Sonia Wieder-Atherton: Go East, young cellist

sonia-wieder-atherton-5Watching Sonia Wieder-Atherton play is like watching Rudolf Nureyev dance. Her instrument is as much a part of her body as her arms or legs, and she makes it sing in a way that would seem impossible from anyone else. In her second U.S. recital, the French cellist transported (Le) Poisson Rouge to Russia and Mitteleuropa in an enjoyable, if not all-too-brief concert.

Featuring selections from her new release on Nave, Chants d'Est, the evening was a journey of a program, including music by Bartk, Janacek, Dohnnyi and Prokofiev interspersed with traditional Jewish music and Tatar dances. Wieder-Atherton lends a new voice to those left in a diaspora after the fall of the Austro-Hungarian Empire, reviving their musical mother tongues. Her allegros are vivacious, at times even ballsy; her softer moments are hushed and reverent, and in those moments you could see the audience lean in to hear every breath.

Though celebrating her solo-recording debut, this was also a night of collaboration between Wieder-Atherton and the newly formed Niguna Ensemble (niguna being the Hebrew word for improvisation). The looks thrown between soloist and ensemble indicated the deeply rooted fusion between all players, particularly oboist Anne Chamussy. The one woodwind on a stage full of strings shone in the traditional Jewish Song on the Memory of Schubert and Bartk's Four Duets for oboe and cello, from his monolithic Mikrokosmos.

One of the hallmarks of Russian culture is the idea of dusha-dushe ("soul-to-soul")—an intimate conviviality generally brought on by a few glasses of vodka.

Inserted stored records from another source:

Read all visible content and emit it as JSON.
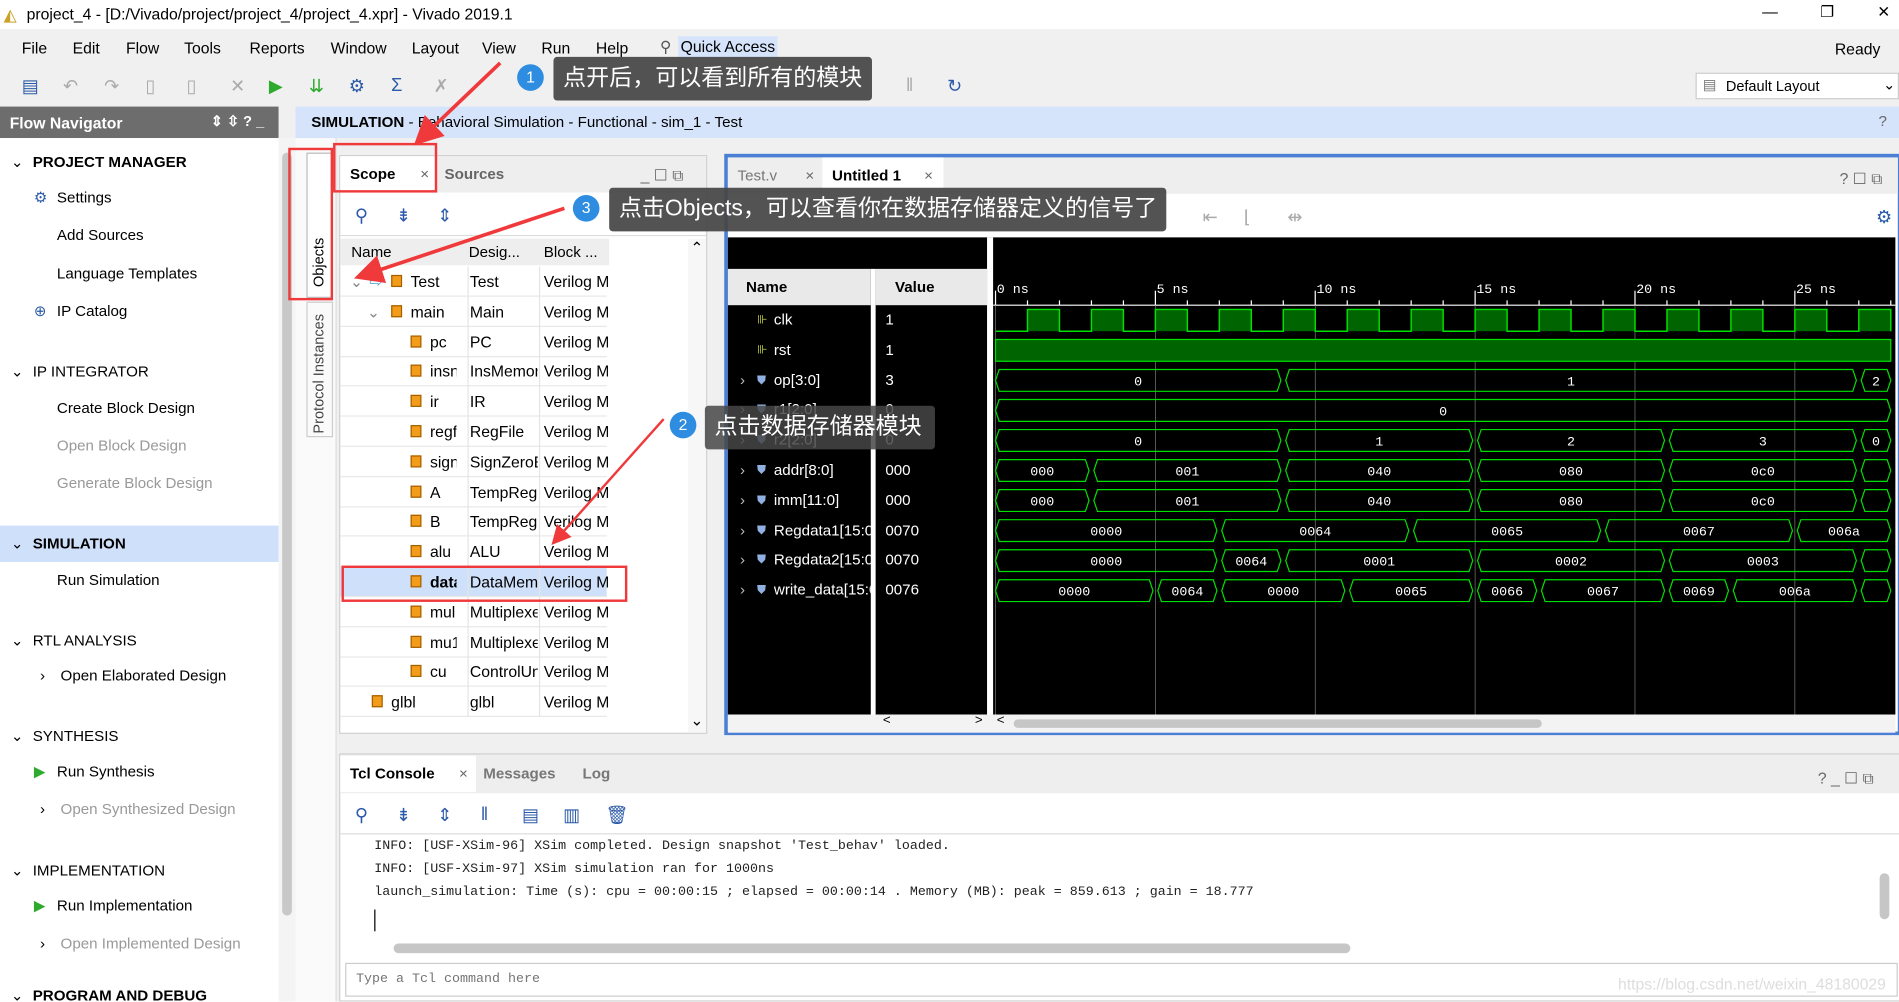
{
  "window": {
    "title": "project_4 - [D:/Vivado/project/project_4/project_4.xpr] - Vivado 2019.1",
    "status": "Ready",
    "controls": [
      "—",
      "❐",
      "✕"
    ]
  },
  "menu": [
    "File",
    "Edit",
    "Flow",
    "Tools",
    "Reports",
    "Window",
    "Layout",
    "View",
    "Run",
    "Help"
  ],
  "quick_access": "Quick Access",
  "layout_select": "Default Layout",
  "flow_navigator": {
    "title": "Flow Navigator",
    "items": [
      {
        "label": "PROJECT MANAGER",
        "type": "section",
        "bold": true
      },
      {
        "label": "Settings",
        "icon": "gear-icon"
      },
      {
        "label": "Add Sources"
      },
      {
        "label": "Language Templates"
      },
      {
        "label": "IP Catalog",
        "icon": "ip-icon"
      },
      {
        "label": "IP INTEGRATOR",
        "type": "section"
      },
      {
        "label": "Create Block Design"
      },
      {
        "label": "Open Block Design",
        "disabled": true
      },
      {
        "label": "Generate Block Design",
        "disabled": true
      },
      {
        "label": "SIMULATION",
        "type": "section",
        "bold": true,
        "selected": true
      },
      {
        "label": "Run Simulation"
      },
      {
        "label": "RTL ANALYSIS",
        "type": "section"
      },
      {
        "label": "Open Elaborated Design",
        "expand": true
      },
      {
        "label": "SYNTHESIS",
        "type": "section"
      },
      {
        "label": "Run Synthesis",
        "icon": "run-icon"
      },
      {
        "label": "Open Synthesized Design",
        "expand": true,
        "disabled": true
      },
      {
        "label": "IMPLEMENTATION",
        "type": "section"
      },
      {
        "label": "Run Implementation",
        "icon": "run-icon"
      },
      {
        "label": "Open Implemented Design",
        "expand": true,
        "disabled": true
      },
      {
        "label": "PROGRAM AND DEBUG",
        "type": "section",
        "bold": true
      }
    ]
  },
  "side_tabs": [
    "Objects",
    "Protocol Instances"
  ],
  "sim_header": {
    "bold": "SIMULATION",
    "rest": " - Behavioral Simulation - Functional - sim_1 - Test"
  },
  "scope": {
    "tabs": [
      "Scope",
      "Sources"
    ],
    "columns": [
      "Name",
      "Desig...",
      "Block ..."
    ],
    "rows": [
      {
        "name": "Test",
        "design": "Test",
        "block": "Verilog Mc",
        "level": 0,
        "expanded": true,
        "top": true
      },
      {
        "name": "main",
        "design": "Main",
        "block": "Verilog Mc",
        "level": 1,
        "expanded": true
      },
      {
        "name": "pc",
        "design": "PC",
        "block": "Verilog Mc",
        "level": 2
      },
      {
        "name": "insn",
        "design": "InsMemory",
        "block": "Verilog Mc",
        "level": 2
      },
      {
        "name": "ir",
        "design": "IR",
        "block": "Verilog Mc",
        "level": 2
      },
      {
        "name": "regfile",
        "design": "RegFile",
        "block": "Verilog Mc",
        "level": 2
      },
      {
        "name": "sign",
        "design": "SignZeroExtend",
        "block": "Verilog Mc",
        "level": 2
      },
      {
        "name": "A",
        "design": "TempReg",
        "block": "Verilog Mc",
        "level": 2
      },
      {
        "name": "B",
        "design": "TempReg",
        "block": "Verilog Mc",
        "level": 2
      },
      {
        "name": "alu",
        "design": "ALU",
        "block": "Verilog Mc",
        "level": 2
      },
      {
        "name": "data",
        "design": "DataMemory",
        "block": "Verilog Mc",
        "level": 2,
        "selected": true
      },
      {
        "name": "mul",
        "design": "Multiplexer",
        "block": "Verilog Mc",
        "level": 2
      },
      {
        "name": "mu1",
        "design": "Multiplexer",
        "block": "Verilog Mc",
        "level": 2
      },
      {
        "name": "cu",
        "design": "ControlUnit",
        "block": "Verilog Mc",
        "level": 2
      },
      {
        "name": "glbl",
        "design": "glbl",
        "block": "Verilog Mc",
        "level": 0
      }
    ]
  },
  "wave": {
    "tabs": [
      "Test.v",
      "Untitled 1"
    ],
    "columns": [
      "Name",
      "Value"
    ],
    "time_unit": "ns",
    "ticks": [
      0,
      5,
      10,
      15,
      20,
      25
    ],
    "view_range_ns": [
      0,
      28
    ],
    "signals": [
      {
        "name": "clk",
        "value": "1",
        "type": "bit",
        "clock": {
          "period": 2,
          "high_offset": 1
        }
      },
      {
        "name": "rst",
        "value": "1",
        "type": "bit",
        "level": 1
      },
      {
        "name": "op[3:0]",
        "value": "3",
        "type": "bus",
        "segs": [
          [
            0,
            9,
            "0"
          ],
          [
            9,
            27,
            "1"
          ],
          [
            27,
            28,
            "2"
          ]
        ]
      },
      {
        "name": "r1[2:0]",
        "value": "0",
        "type": "bus",
        "segs": [
          [
            0,
            28,
            "0"
          ]
        ]
      },
      {
        "name": "r2[2:0]",
        "value": "0",
        "type": "bus",
        "segs": [
          [
            0,
            9,
            "0"
          ],
          [
            9,
            15,
            "1"
          ],
          [
            15,
            21,
            "2"
          ],
          [
            21,
            27,
            "3"
          ],
          [
            27,
            28,
            "0"
          ]
        ]
      },
      {
        "name": "addr[8:0]",
        "value": "000",
        "type": "bus",
        "segs": [
          [
            0,
            3,
            "000"
          ],
          [
            3,
            9,
            "001"
          ],
          [
            9,
            15,
            "040"
          ],
          [
            15,
            21,
            "080"
          ],
          [
            21,
            27,
            "0c0"
          ],
          [
            27,
            28,
            ""
          ]
        ]
      },
      {
        "name": "imm[11:0]",
        "value": "000",
        "type": "bus",
        "segs": [
          [
            0,
            3,
            "000"
          ],
          [
            3,
            9,
            "001"
          ],
          [
            9,
            15,
            "040"
          ],
          [
            15,
            21,
            "080"
          ],
          [
            21,
            27,
            "0c0"
          ],
          [
            27,
            28,
            ""
          ]
        ]
      },
      {
        "name": "Regdata1[15:0]",
        "value": "0070",
        "type": "bus",
        "segs": [
          [
            0,
            7,
            "0000"
          ],
          [
            7,
            13,
            "0064"
          ],
          [
            13,
            19,
            "0065"
          ],
          [
            19,
            25,
            "0067"
          ],
          [
            25,
            28,
            "006a"
          ]
        ]
      },
      {
        "name": "Regdata2[15:0]",
        "value": "0070",
        "type": "bus",
        "segs": [
          [
            0,
            7,
            "0000"
          ],
          [
            7,
            9,
            "0064"
          ],
          [
            9,
            15,
            "0001"
          ],
          [
            15,
            21,
            "0002"
          ],
          [
            21,
            27,
            "0003"
          ],
          [
            27,
            28,
            ""
          ]
        ]
      },
      {
        "name": "write_data[15:0]",
        "value": "0076",
        "type": "bus",
        "segs": [
          [
            0,
            5,
            "0000"
          ],
          [
            5,
            7,
            "0064"
          ],
          [
            7,
            11,
            "0000"
          ],
          [
            11,
            15,
            "0065"
          ],
          [
            15,
            17,
            "0066"
          ],
          [
            17,
            21,
            "0067"
          ],
          [
            21,
            23,
            "0069"
          ],
          [
            23,
            27,
            "006a"
          ],
          [
            27,
            28,
            ""
          ]
        ]
      }
    ],
    "color": "#00e000"
  },
  "console": {
    "tabs": [
      "Tcl Console",
      "Messages",
      "Log"
    ],
    "lines": [
      "INFO: [USF-XSim-96] XSim completed. Design snapshot 'Test_behav' loaded.",
      "INFO: [USF-XSim-97] XSim simulation ran for 1000ns",
      "launch_simulation: Time (s): cpu = 00:00:15 ; elapsed = 00:00:14 . Memory (MB): peak = 859.613 ; gain = 18.777"
    ],
    "placeholder": "Type a Tcl command here"
  },
  "watermark": "https://blog.csdn.net/weixin_48180029",
  "annotations": [
    {
      "n": "1",
      "text": "点开后，可以看到所有的模块"
    },
    {
      "n": "2",
      "text": "点击数据存储器模块"
    },
    {
      "n": "3",
      "text": "点击Objects，可以查看你在数据存储器定义的信号了"
    }
  ],
  "colors": {
    "accent": "#2e8de0",
    "highlight": "#f0393b",
    "selection": "#cfe0fb",
    "wave": "#00e000"
  }
}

Libations aside, it was a pleasure sharing a moment of soul-to-soul with Wider-Atherton and her ensemble. We hope to do it again very soon.